▶ **Task to carry out**
The output has to be the full set of records, reproduced exactly, minus any picture.

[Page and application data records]

──────────

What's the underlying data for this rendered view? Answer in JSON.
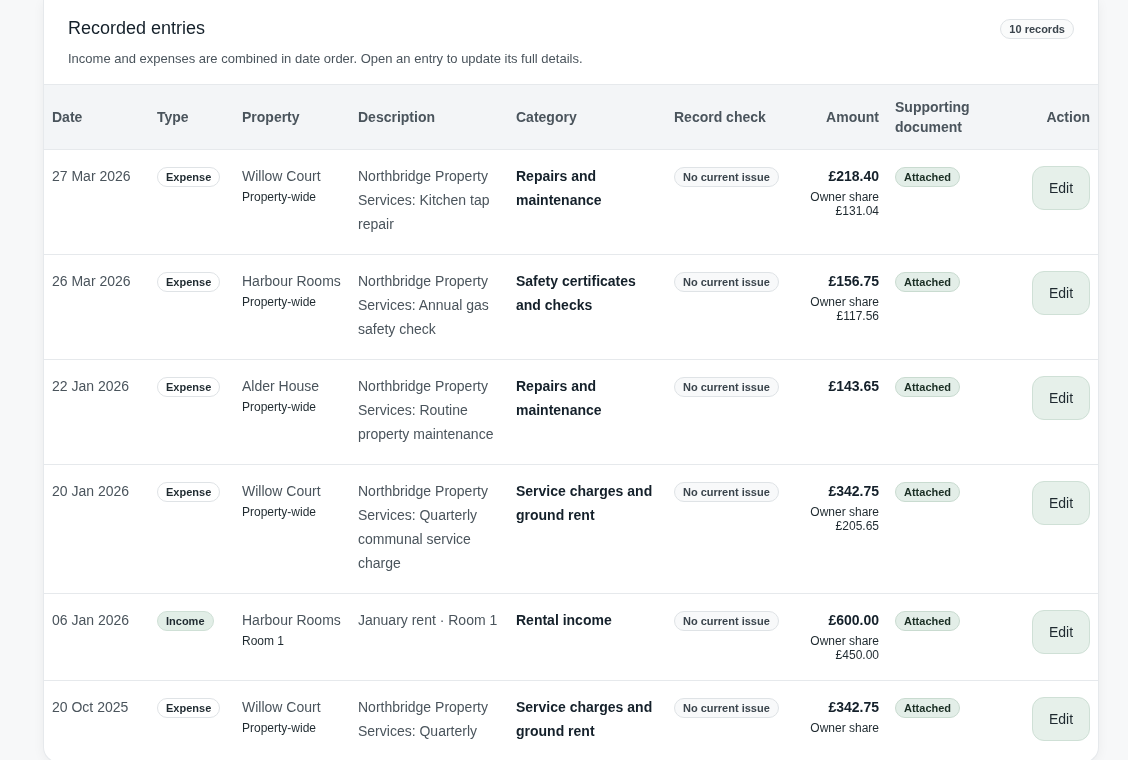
{
  "header": {
    "title": "Recorded entries",
    "count": "10 records",
    "subtitle": "Income and expenses are combined in date order. Open an entry to update its full details."
  },
  "columns": [
    "Date",
    "Type",
    "Property",
    "Description",
    "Category",
    "Record check",
    "Amount",
    "Supporting document",
    "Action"
  ],
  "rows": [
    {
      "date": "27 Mar 2026",
      "type": {
        "label": "Expense",
        "kind": "expense"
      },
      "property": "Willow Court",
      "unit": "Property-wide",
      "description": "Northbridge Property Services: Kitchen tap repair",
      "category": "Repairs and maintenance",
      "check": "No current issue",
      "amount": "£218.40",
      "share_label": "Owner share",
      "share_amount": "£131.04",
      "document": "Attached",
      "action": "Edit"
    },
    {
      "date": "26 Mar 2026",
      "type": {
        "label": "Expense",
        "kind": "expense"
      },
      "property": "Harbour Rooms",
      "unit": "Property-wide",
      "description": "Northbridge Property Services: Annual gas safety check",
      "category": "Safety certificates and checks",
      "check": "No current issue",
      "amount": "£156.75",
      "share_label": "Owner share",
      "share_amount": "£117.56",
      "document": "Attached",
      "action": "Edit"
    },
    {
      "date": "22 Jan 2026",
      "type": {
        "label": "Expense",
        "kind": "expense"
      },
      "property": "Alder House",
      "unit": "Property-wide",
      "description": "Northbridge Property Services: Routine property maintenance",
      "category": "Repairs and maintenance",
      "check": "No current issue",
      "amount": "£143.65",
      "document": "Attached",
      "action": "Edit"
    },
    {
      "date": "20 Jan 2026",
      "type": {
        "label": "Expense",
        "kind": "expense"
      },
      "property": "Willow Court",
      "unit": "Property-wide",
      "description": "Northbridge Property Services: Quarterly communal service charge",
      "category": "Service charges and ground rent",
      "check": "No current issue",
      "amount": "£342.75",
      "share_label": "Owner share",
      "share_amount": "£205.65",
      "document": "Attached",
      "action": "Edit"
    },
    {
      "date": "06 Jan 2026",
      "type": {
        "label": "Income",
        "kind": "income"
      },
      "property": "Harbour Rooms",
      "unit": "Room 1",
      "description": "January rent · Room 1",
      "category": "Rental income",
      "check": "No current issue",
      "amount": "£600.00",
      "share_label": "Owner share",
      "share_amount": "£450.00",
      "document": "Attached",
      "action": "Edit"
    },
    {
      "date": "20 Oct 2025",
      "type": {
        "label": "Expense",
        "kind": "expense"
      },
      "property": "Willow Court",
      "unit": "Property-wide",
      "description": "Northbridge Property Services: Quarterly",
      "category": "Service charges and ground rent",
      "check": "No current issue",
      "amount": "£342.75",
      "share_label": "Owner share",
      "document": "Attached",
      "action": "Edit"
    }
  ]
}
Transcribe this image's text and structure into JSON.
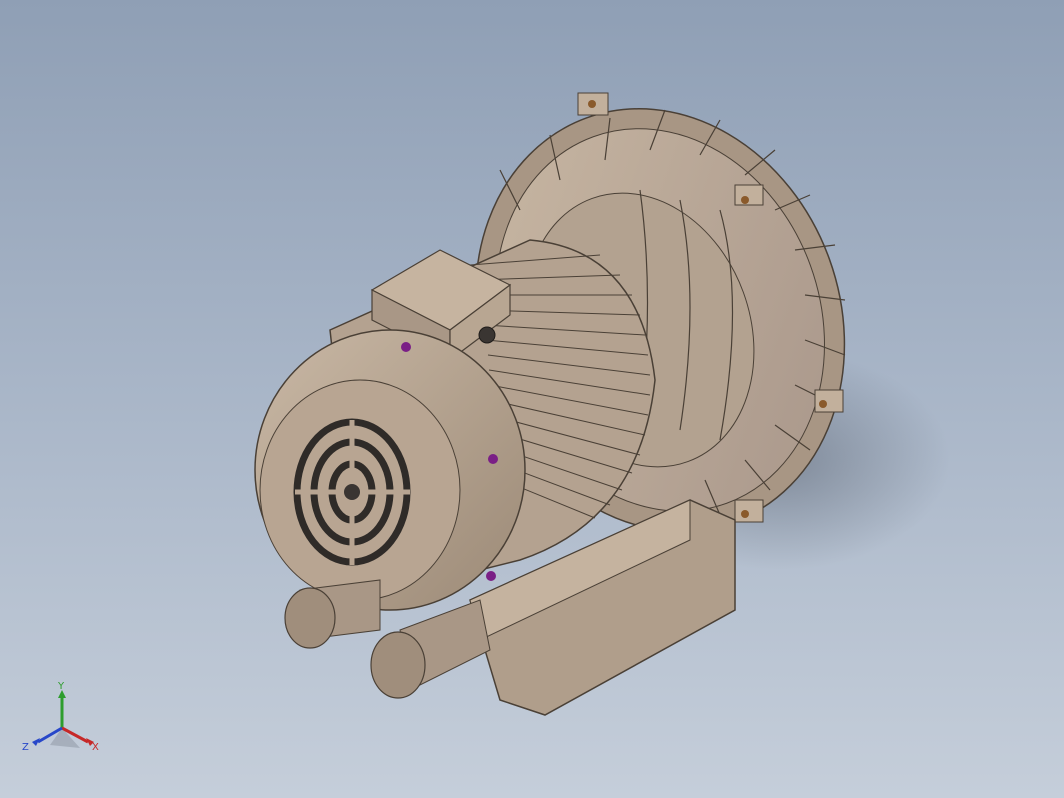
{
  "viewport": {
    "background_top": "#8f9fb5",
    "background_bottom": "#c5ceda"
  },
  "model": {
    "name": "regenerative-blower",
    "body_color": "#b7a592",
    "shadow_color": "#8a7a69",
    "bolt_color": "#7a1f86",
    "nut_color": "#8a5a2b"
  },
  "triad": {
    "x_label": "X",
    "y_label": "Y",
    "z_label": "Z",
    "x_color": "#c62828",
    "y_color": "#2e9d2e",
    "z_color": "#2747c9"
  }
}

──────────

▶ **Problem solution**
What's the underlying data for this rendered view? Answer in JSON.
{
  "header": {
    "title": "Recorded entries",
    "count": "10 records",
    "subtitle": "Income and expenses are combined in date order. Open an entry to update its full details."
  },
  "columns": [
    "Date",
    "Type",
    "Property",
    "Description",
    "Category",
    "Record check",
    "Amount",
    "Supporting document",
    "Action"
  ],
  "rows": [
    {
      "date": "27 Mar 2026",
      "type": {
        "label": "Expense",
        "kind": "expense"
      },
      "property": "Willow Court",
      "unit": "Property-wide",
      "description": "Northbridge Property Services: Kitchen tap repair",
      "category": "Repairs and maintenance",
      "check": "No current issue",
      "amount": "£218.40",
      "share_label": "Owner share",
      "share_amount": "£131.04",
      "document": "Attached",
      "action": "Edit"
    },
    {
      "date": "26 Mar 2026",
      "type": {
        "label": "Expense",
        "kind": "expense"
      },
      "property": "Harbour Rooms",
      "unit": "Property-wide",
      "description": "Northbridge Property Services: Annual gas safety check",
      "category": "Safety certificates and checks",
      "check": "No current issue",
      "amount": "£156.75",
      "share_label": "Owner share",
      "share_amount": "£117.56",
      "document": "Attached",
      "action": "Edit"
    },
    {
      "date": "22 Jan 2026",
      "type": {
        "label": "Expense",
        "kind": "expense"
      },
      "property": "Alder House",
      "unit": "Property-wide",
      "description": "Northbridge Property Services: Routine property maintenance",
      "category": "Repairs and maintenance",
      "check": "No current issue",
      "amount": "£143.65",
      "document": "Attached",
      "action": "Edit"
    },
    {
      "date": "20 Jan 2026",
      "type": {
        "label": "Expense",
        "kind": "expense"
      },
      "property": "Willow Court",
      "unit": "Property-wide",
      "description": "Northbridge Property Services: Quarterly communal service charge",
      "category": "Service charges and ground rent",
      "check": "No current issue",
      "amount": "£342.75",
      "share_label": "Owner share",
      "share_amount": "£205.65",
      "document": "Attached",
      "action": "Edit"
    },
    {
      "date": "06 Jan 2026",
      "type": {
        "label": "Income",
        "kind": "income"
      },
      "property": "Harbour Rooms",
      "unit": "Room 1",
      "description": "January rent · Room 1",
      "category": "Rental income",
      "check": "No current issue",
      "amount": "£600.00",
      "share_label": "Owner share",
      "share_amount": "£450.00",
      "document": "Attached",
      "action": "Edit"
    },
    {
      "date": "20 Oct 2025",
      "type": {
        "label": "Expense",
        "kind": "expense"
      },
      "property": "Willow Court",
      "unit": "Property-wide",
      "description": "Northbridge Property Services: Quarterly",
      "category": "Service charges and ground rent",
      "check": "No current issue",
      "amount": "£342.75",
      "share_label": "Owner share",
      "document": "Attached",
      "action": "Edit"
    }
  ]
}
Transcribe this image's text and structure into JSON.
{
  "viewport": {
    "background_top": "#8f9fb5",
    "background_bottom": "#c5ceda"
  },
  "model": {
    "name": "regenerative-blower",
    "body_color": "#b7a592",
    "shadow_color": "#8a7a69",
    "bolt_color": "#7a1f86",
    "nut_color": "#8a5a2b"
  },
  "triad": {
    "x_label": "X",
    "y_label": "Y",
    "z_label": "Z",
    "x_color": "#c62828",
    "y_color": "#2e9d2e",
    "z_color": "#2747c9"
  }
}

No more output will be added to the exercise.